Baseball is far from a crisis point, but the best businesses are forward-looking enough to make necessary changes long before reaching any kind of crisis. So, whether you think a lack of interest in the sport among young people, in particular, is a serious problem right now or not, it does threaten the lifeblood of the sport long-term.
To that end, some people are of the belief – I count myself among them – that there are two issues that merit serious discussion when we think about how to improve the health of the sport: the pace/length of games, and the diminishing offensive environment. Those aren’t the only issues, of course, but they are the ones that have gotten the most attention in recent years. I know that they are controversial, especially among hardcore baseball fans, so I’d rather save the merits of those specific issues for a debate another day. Let’s just agree that they’re on the table and being discussed right now, and many folks inside baseball believe pace/length needs to be improved, and offense needs to tick back up a bit.
Accepting that premise, we could get into a host of possible solutions to the issues (including the idea offered by the new Commissioner earlier this week, which was widely panned (and, again, he merely said he was “open” to the idea of banning extreme shifts, not that he was pushing for it)). MLB is working various pace-of-play fixes as we speak, and folks regularly debate the appropriate contours of the strike zone, as it impacts offense.
One idea discussed by Ken Rosenthal today caught my eye, in part because it is simple and clever, and in part because it was apparently originally offered by none other than Cubs President Theo Epstein: require pitchers to face more than one batter.

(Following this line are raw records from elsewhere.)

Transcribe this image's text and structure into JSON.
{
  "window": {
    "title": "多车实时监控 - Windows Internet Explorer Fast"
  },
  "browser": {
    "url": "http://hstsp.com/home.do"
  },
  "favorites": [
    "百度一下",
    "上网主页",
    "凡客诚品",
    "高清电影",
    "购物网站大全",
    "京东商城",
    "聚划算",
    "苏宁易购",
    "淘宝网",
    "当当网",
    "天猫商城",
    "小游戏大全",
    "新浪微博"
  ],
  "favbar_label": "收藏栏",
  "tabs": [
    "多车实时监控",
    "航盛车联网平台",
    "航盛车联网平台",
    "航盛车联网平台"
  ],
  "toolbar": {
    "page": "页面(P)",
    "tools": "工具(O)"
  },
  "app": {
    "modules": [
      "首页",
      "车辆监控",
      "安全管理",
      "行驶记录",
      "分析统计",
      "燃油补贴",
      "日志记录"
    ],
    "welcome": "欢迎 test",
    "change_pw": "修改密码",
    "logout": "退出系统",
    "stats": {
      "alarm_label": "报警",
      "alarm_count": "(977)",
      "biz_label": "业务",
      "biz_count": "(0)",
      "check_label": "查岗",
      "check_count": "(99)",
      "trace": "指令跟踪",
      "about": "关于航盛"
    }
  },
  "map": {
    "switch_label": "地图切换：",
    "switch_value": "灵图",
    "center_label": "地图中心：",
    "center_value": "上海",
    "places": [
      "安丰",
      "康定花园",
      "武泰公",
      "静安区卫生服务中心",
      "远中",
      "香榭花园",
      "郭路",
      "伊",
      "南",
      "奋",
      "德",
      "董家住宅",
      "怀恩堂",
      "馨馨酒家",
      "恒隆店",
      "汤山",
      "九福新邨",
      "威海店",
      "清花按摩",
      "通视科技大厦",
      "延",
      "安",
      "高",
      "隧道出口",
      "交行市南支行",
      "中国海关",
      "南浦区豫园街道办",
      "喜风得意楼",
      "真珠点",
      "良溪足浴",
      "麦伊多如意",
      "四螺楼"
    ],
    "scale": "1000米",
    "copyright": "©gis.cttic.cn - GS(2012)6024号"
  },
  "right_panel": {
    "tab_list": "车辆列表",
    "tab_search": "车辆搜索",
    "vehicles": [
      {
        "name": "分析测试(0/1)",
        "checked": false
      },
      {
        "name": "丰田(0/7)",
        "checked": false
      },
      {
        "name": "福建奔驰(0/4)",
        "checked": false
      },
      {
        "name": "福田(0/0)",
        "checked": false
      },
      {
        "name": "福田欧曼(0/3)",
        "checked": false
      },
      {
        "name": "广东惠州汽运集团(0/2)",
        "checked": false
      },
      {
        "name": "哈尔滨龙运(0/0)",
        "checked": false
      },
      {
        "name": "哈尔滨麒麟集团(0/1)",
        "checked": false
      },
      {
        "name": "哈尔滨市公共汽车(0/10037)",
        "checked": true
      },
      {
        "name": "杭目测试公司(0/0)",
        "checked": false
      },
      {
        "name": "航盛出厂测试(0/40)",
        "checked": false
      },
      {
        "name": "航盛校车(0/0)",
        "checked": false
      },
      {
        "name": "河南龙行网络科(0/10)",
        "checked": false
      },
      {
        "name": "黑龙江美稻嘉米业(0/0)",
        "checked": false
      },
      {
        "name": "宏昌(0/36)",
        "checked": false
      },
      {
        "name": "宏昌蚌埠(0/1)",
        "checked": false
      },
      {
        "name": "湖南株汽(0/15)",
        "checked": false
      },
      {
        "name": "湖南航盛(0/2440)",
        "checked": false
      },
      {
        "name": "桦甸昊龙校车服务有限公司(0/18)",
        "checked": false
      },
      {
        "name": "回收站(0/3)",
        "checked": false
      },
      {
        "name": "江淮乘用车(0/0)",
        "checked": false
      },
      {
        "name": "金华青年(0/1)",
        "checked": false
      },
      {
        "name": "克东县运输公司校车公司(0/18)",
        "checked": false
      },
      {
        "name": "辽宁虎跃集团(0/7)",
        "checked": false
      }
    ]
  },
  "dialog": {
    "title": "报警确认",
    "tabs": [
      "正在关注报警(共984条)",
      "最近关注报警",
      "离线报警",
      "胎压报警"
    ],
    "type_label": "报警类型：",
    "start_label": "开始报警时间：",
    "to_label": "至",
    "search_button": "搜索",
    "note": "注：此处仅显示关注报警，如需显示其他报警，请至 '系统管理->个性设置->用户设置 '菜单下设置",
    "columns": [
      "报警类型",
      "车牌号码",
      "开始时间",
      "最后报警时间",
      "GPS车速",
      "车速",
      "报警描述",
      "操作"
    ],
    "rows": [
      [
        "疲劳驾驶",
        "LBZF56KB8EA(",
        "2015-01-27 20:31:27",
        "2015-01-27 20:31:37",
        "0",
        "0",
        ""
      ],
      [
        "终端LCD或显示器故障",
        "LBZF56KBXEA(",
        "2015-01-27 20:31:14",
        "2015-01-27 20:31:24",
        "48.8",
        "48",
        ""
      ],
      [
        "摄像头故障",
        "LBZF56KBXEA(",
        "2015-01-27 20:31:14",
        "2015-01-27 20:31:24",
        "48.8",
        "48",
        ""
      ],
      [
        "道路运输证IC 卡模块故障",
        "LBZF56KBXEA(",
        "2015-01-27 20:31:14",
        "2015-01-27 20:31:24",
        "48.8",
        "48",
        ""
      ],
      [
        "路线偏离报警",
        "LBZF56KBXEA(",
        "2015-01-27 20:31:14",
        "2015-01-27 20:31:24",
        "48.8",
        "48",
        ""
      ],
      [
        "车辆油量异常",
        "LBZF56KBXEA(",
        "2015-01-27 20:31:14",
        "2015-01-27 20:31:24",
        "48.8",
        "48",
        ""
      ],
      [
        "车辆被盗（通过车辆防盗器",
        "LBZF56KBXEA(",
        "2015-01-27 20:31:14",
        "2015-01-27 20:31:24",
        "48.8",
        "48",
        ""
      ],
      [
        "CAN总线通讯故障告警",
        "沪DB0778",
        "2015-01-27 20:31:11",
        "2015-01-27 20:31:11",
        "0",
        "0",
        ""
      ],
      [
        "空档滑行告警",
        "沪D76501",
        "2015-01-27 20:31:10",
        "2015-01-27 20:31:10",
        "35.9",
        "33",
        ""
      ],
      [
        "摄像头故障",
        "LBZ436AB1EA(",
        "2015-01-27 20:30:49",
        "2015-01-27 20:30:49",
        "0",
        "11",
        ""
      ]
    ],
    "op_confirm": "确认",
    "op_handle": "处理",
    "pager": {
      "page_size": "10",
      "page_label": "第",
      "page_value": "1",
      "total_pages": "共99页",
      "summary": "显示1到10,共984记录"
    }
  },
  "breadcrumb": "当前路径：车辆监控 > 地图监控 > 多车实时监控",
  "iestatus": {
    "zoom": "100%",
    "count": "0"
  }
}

At first blush, I think I really like this idea. On its face, it certainly seems to accomplish quite a bit with a relatively small change. By forcing pitchers to face at least two batters, you might see fewer pitching changes in the middle of innings, and thus cut down on pace interruptions (and shrink the length of the game). Further, by curtailing the ability of teams to rely on one-batter specialists, you might also see an uptick in offense because a LOOGY is suddenly forced to face a righty, or is prevented from coming into to face that tough lefty batter in the first place. (And imagine the excitement if there are two outs, the bases loaded, and a top lefty coming to the plate (with a huge righty behind him) … does the manager go with his top bullpen lefty to try and get that one out? What if he doesn’t? Oh, crap, he’s gotta face the righty now? The gamble didn’t pay off! Storylines!)
The more I write, the more I like this idea.
On the flip side, I don’t want to understate the potential impacts of this kind of change. Sure, it’s a “small” change in that it doesn’t fundamentally alter the way the sport is played. But it could have an enormous impact on the way bullpens are constructed and utilized, and thereby could also impact the way starters are employed or the way positional players are rostered. It’s easy to see how full-inning (or more) relievers would become much more valuable in this setup, and bullpens might then require one fewer reliever. That could mean an extra position player on the roster, and it could mean that starters who can go deeper into games become more valuable.
(Obligatory cynical comment: being that the Cubs don’t have a sure-thing lefty specialist identified just yet, and being that they have one of the best contingents of young, power righties in the game, this kind of change would seem to benefit the Cubs, at least in the short term.)
Your thoughts? It’s going to take a little time to digest, and I recommend reading Rosenthal’s piece for more thoughts on how it could play out.